bombs last year. Jones might be feeling the pressure of trying to produce in what amounts to a walk year, as he is getting quite expensive in arbitration and it is highly unlikely that the Pirates will offer him arbitration again this coming off season. But whatever the reason, he is eminently replaceable in 2013.
Nor is his platoon partner, Gaby Sanchez, showing much of anything. Sanchez, once a solid-average starting first baseman for the Marlins, has been pretty bad since a fairly hot start. Thus even a stretch run rental player such as Justin Morneau of the Twins would be highly appealing if his price tag was not too high, which it ought not to be, given that he is in the last year of his contract. In any case, right field or first base or both must be upgraded for the Pirates to increase their legitimate chances at a playoff spot.
Nor are these the only holes for this much-improved but still significantly flawed team. The bench has been very bad all season. Brandon Inge, who on paper would figure to be an ideal multiposition part timer and platoon partner for third baseman Pedro Alvarez, is either still hurt from a shoulder injury in spring training, or finished due to age, or both. Backup catcher Mike McKenry, whose glaring inability to throw out opposing baserunners was sort-of tolerable because of his better than average power in 2012, has seen his hitting plunge to the level of his defense, which is to say, he's been pretty bad. Josh Harrison, who has ridden the escalator up and down between Pittsburgh and Indianapolis all season, long ago proved to my eyes that he is not a major league player, even as a utilityman.
In short, this is nowhere near the bench of a true contender.
The only realistic reinforcement from within would figure to be former number one draft choice Tony Sanchez, currently having a fine if still streaky season as an All-Star catcher in Triple A. He could be promoted and McKenry sent down so he would still be available later in the year if the Pirates opt for a more veteran presence in the hoped-for playoff push. But Inge and Harrison must be flat-out replaced. They are not good enough.
That leaves the rotation and the bullpen. The relievers have been the strength of this team, and even though they have been heavily used overall, the workload seems to have been pretty well spread out, all things considered. Although a capable veteran would be welcome, one is probably not necessary.
The rotation, however, could definitely use another arm. Even though the starters have performed well overall - remarkable when you factor in long term and/or season-ending injuries to Wandy Rodriguez, James McDonald, Jeff Karstens, Phil Irwin, and Kyle McPherson, as well as the flameout by former Giant and Royal Jonathan Sanchez - they have not, in general, gone deep into games and "phenom" Gerrit Cole has looked a lot more like a decent, 3/4
mid-rotation guy than an ace in the making, no matter how hard he throws.

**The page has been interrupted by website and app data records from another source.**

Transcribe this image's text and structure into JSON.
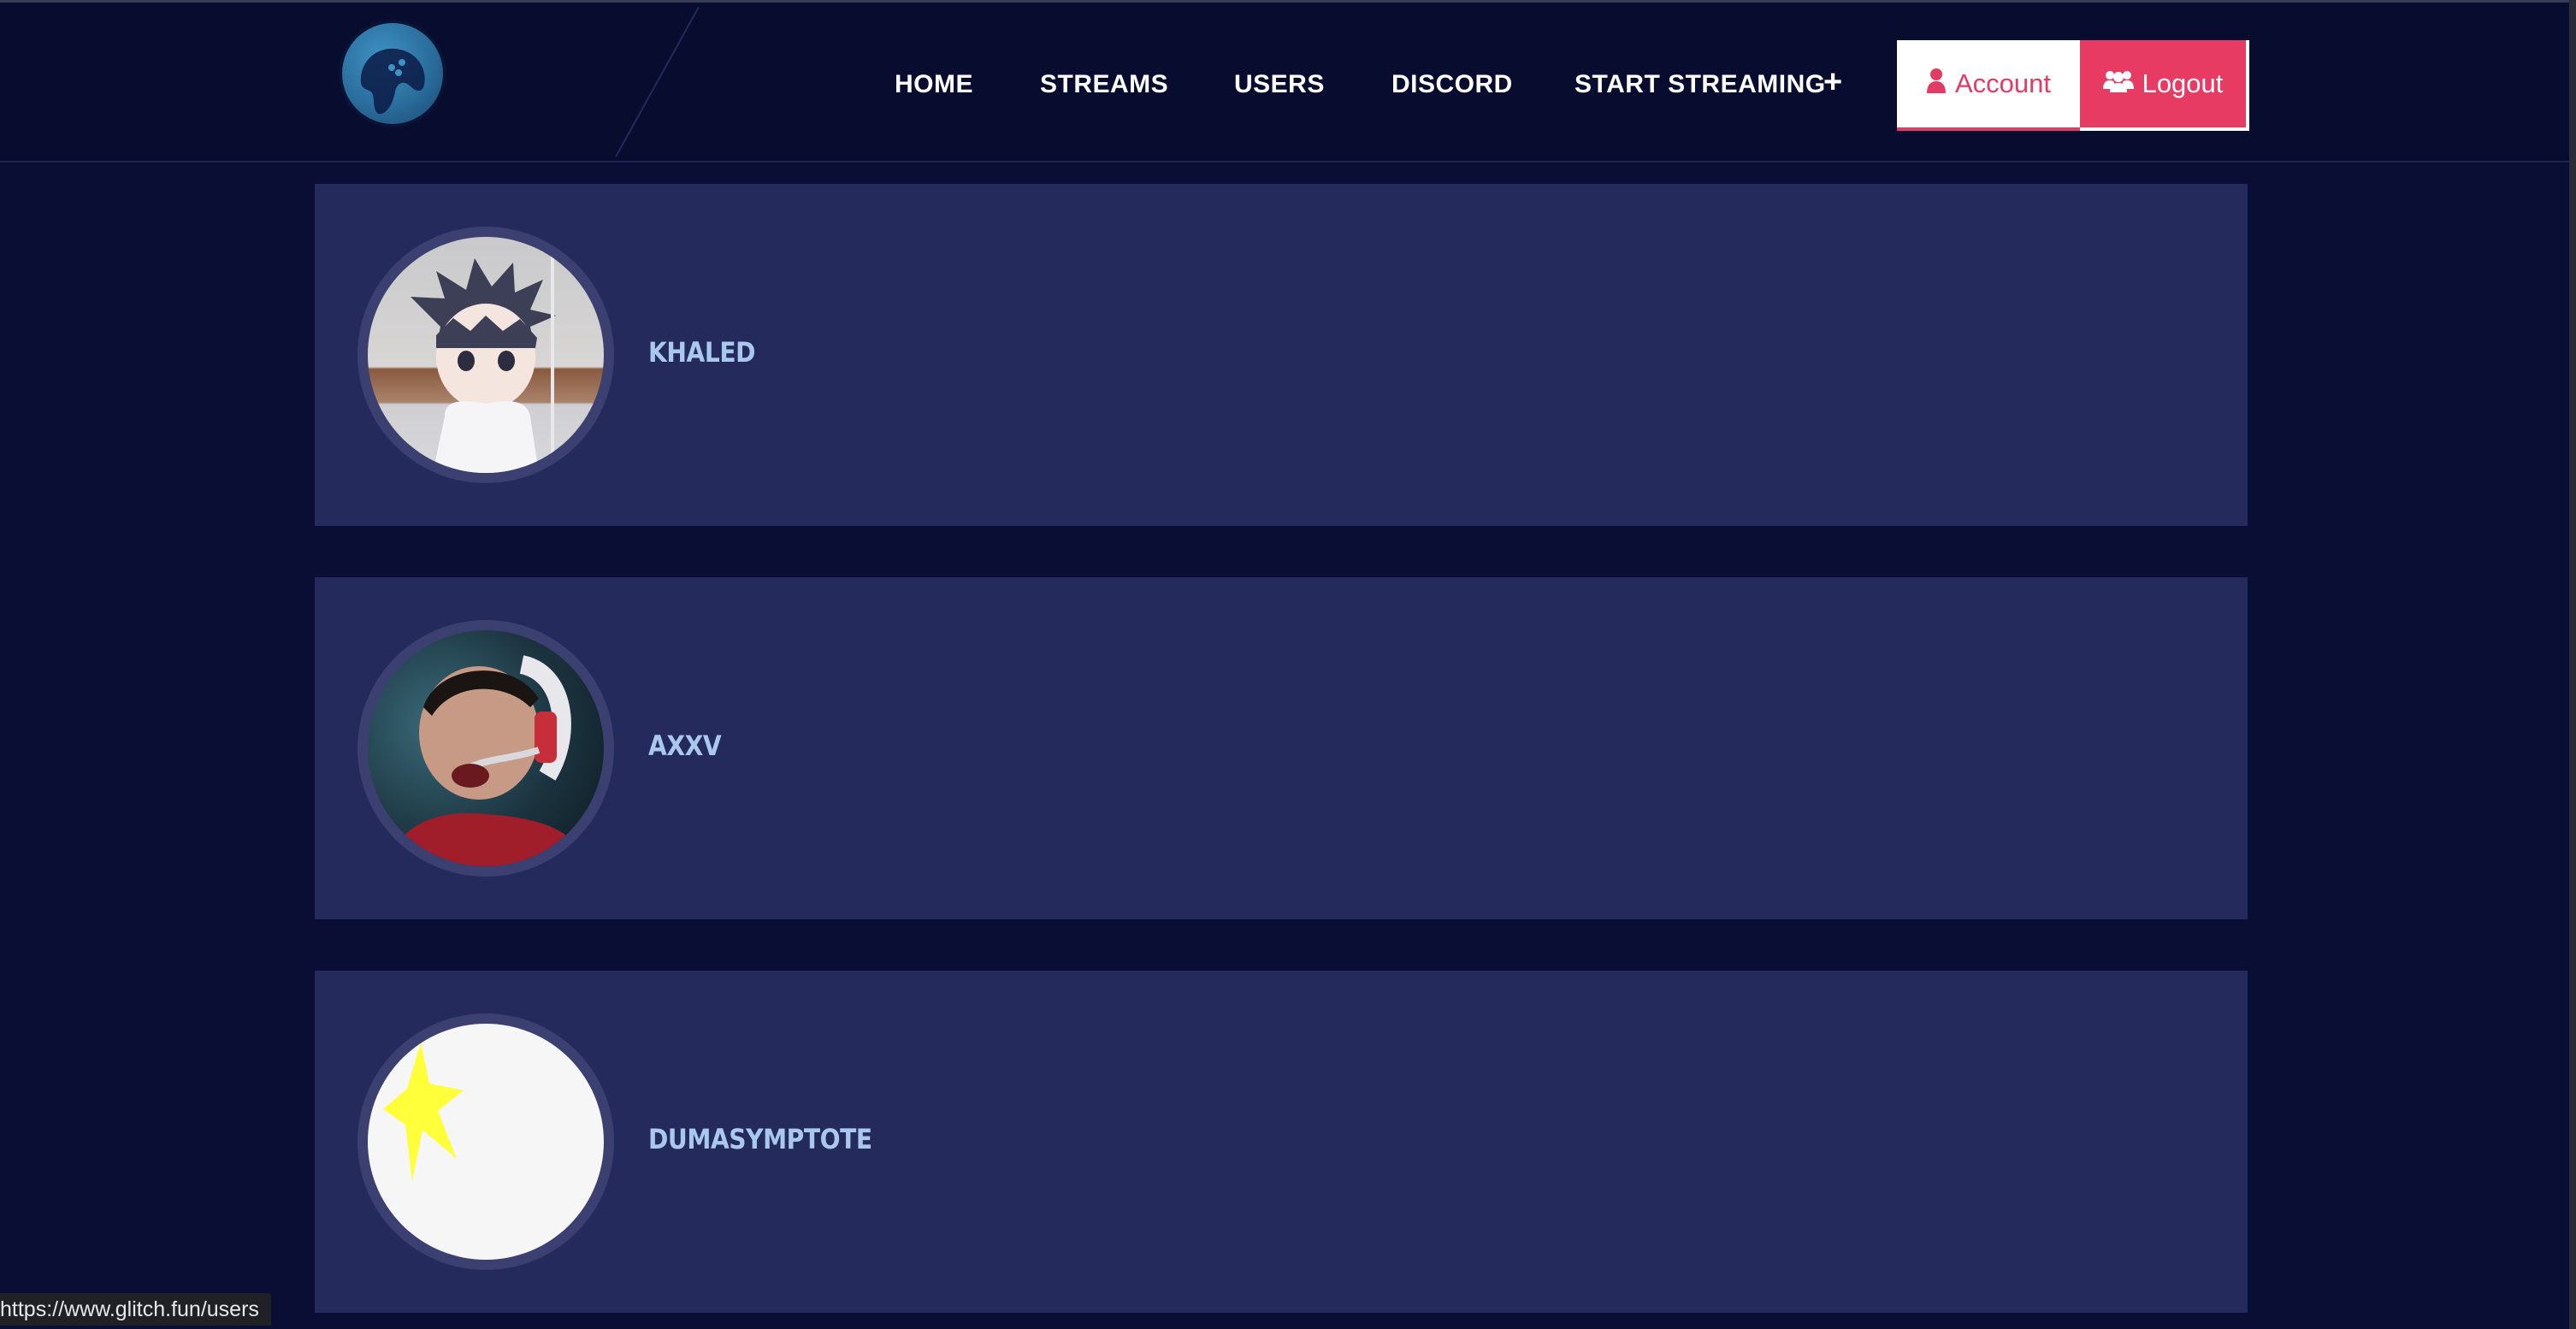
{
  "nav": {
    "home": "HOME",
    "streams": "STREAMS",
    "users": "USERS",
    "discord": "DISCORD",
    "start_streaming": "START STREAMING",
    "plus": "+"
  },
  "buttons": {
    "account": "Account",
    "logout": "Logout"
  },
  "users": [
    {
      "name": "KHALED"
    },
    {
      "name": "AXXV"
    },
    {
      "name": "DUMASYMPTOTE"
    }
  ],
  "status_bar": {
    "url": "https://www.glitch.fun/users"
  },
  "colors": {
    "background": "#0a0e34",
    "card": "#242a5c",
    "accent": "#e83b63",
    "username": "#a9c8ee"
  }
}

A veteran starter like Jake Peavy, who might be available from the rebuilding ChiSox, would be a major and much-needed upgrade at this point in time.
Stand pat, and the Pirates would still figure to end their all time major professional sports record of consecutive losing seasons. But they won't be contenders, not really. 85 wins would be a fine achievement for this crew as the team is currently constructed. Add in one or two legitimate hitters to go with a veteran starter and at minimum promote Sanchez to replace McKenry, and at least the wildcard is within reach. We will soon see if General Manager Neal Huntington can produce the necessary upgrades while facing the pressure of increased competition and increased expectations.
Our partner in the blogsphere, Will Pellas, hasn't had his fair share of at-bats this year; his PC landed on the DL. But he's back in time to give his state of the Pirate nation post.